What makes a town or city desirable? What makes a neighborhood a great place to raise a family or start a new job? And what characteristics drive local economic growth and drive the real estate market? It all starts with walkability, according to a recent Washington Post story. A Texas native, Rogers put a premium … Continued
Walkable Neighborhoods Gaining Popularity — Even in the Suburbs
Huffington Post, December 6, 2011
Last week, my colleague Chris Leinberger wrote a provocative op-ed in the New York Times titled “The Death of the Fringe Suburb.” Leinberger, who is president of LOCUS: Responsible Real Estate Developers and Investors, which is a project of Smart Growth America, highlighted the convergence of a number of factors in heralding the decline of far flung, auto-dependant exurbs.
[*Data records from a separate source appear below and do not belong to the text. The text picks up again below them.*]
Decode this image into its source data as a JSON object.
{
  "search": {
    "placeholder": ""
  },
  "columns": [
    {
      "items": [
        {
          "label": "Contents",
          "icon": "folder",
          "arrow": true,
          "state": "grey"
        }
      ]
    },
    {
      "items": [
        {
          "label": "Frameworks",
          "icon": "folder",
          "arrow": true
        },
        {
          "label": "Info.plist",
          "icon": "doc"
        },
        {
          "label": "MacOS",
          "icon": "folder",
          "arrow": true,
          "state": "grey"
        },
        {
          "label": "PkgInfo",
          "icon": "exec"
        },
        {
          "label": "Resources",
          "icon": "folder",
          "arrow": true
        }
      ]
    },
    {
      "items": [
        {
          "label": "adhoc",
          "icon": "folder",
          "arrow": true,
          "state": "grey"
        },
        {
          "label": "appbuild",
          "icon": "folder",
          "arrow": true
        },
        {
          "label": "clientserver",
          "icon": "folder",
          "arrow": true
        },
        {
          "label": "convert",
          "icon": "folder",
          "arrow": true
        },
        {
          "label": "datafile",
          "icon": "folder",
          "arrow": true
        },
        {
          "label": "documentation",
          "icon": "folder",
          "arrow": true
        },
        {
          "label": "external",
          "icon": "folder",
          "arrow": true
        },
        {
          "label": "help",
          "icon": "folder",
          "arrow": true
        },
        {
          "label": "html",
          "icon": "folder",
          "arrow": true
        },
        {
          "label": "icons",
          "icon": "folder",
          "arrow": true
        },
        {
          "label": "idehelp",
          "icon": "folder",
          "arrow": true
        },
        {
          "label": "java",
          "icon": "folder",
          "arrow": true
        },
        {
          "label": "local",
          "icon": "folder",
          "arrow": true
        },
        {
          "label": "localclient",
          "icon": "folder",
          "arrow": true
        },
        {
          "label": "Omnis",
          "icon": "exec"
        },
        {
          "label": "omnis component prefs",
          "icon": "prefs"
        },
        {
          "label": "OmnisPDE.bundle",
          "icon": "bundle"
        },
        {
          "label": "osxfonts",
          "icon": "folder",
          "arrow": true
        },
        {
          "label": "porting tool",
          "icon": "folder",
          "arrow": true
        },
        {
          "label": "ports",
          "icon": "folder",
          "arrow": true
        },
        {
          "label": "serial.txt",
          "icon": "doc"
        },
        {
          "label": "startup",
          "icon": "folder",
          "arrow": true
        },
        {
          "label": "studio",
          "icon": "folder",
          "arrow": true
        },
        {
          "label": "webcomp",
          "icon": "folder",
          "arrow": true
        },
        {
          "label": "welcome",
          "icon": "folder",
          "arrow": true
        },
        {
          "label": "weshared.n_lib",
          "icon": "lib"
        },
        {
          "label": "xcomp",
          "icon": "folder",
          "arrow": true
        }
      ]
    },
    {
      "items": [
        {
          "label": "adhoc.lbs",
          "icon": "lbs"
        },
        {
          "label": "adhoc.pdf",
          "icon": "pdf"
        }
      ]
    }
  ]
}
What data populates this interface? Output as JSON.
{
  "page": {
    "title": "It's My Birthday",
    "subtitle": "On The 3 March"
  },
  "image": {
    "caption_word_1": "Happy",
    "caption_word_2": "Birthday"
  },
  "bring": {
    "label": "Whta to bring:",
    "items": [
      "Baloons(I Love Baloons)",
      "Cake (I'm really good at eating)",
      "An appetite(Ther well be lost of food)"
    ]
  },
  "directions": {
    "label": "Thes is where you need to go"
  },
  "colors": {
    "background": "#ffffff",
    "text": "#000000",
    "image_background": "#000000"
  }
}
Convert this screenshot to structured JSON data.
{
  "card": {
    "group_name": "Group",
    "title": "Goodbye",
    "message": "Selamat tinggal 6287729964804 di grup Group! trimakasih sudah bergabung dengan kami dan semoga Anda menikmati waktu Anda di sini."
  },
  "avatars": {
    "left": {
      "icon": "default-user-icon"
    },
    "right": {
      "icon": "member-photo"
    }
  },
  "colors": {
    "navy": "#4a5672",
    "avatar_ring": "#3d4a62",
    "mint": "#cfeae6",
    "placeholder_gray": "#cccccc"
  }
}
Rising gas prices, demographic changes, and shifting consumer preferences have all made these areas less attractive to homebuyers — a fact reflected in the financial troubles and foreclosure crises many of these communities face.
What the 2012 TED Prize Means for ‘The City 2.0’
Atlantic Cities, December 7, 2011
The organization behind the high-profile uber-conference TED has announced an unusual winner for the 2012 iteration of its TED Prize. The award is formally presented at the annual TED conference in February, when the winner announces his or her “wish” – a project that builds off the $100,000 prize money and the enthusiasm of the TED community to participate in somehow making the world a better place. This year’s winner, though, is a little different. It’s not a person, but rather an idea – and a big one: The City 2.0.
House, Senate Not Likely to Agree on Long-Term Transportation Bill This Year
Nation’s Cities Weekly, December 5, 2011
In remarks at a transportation meeting in Washington, D.C., last week, House Transportation and Infrastructure Committee Chairman John Mica (R-Fla.) announced that the House would not move on a long-term surface transportation bill before the end of the year. Mica cited the lack of time on the House calendar as the reason for the delay after House Speaker John Boehner (R-Ohio) had promised to pass a transportation bill before the end of the year. The current short-term extension of federal transportation programs expires in March 2012.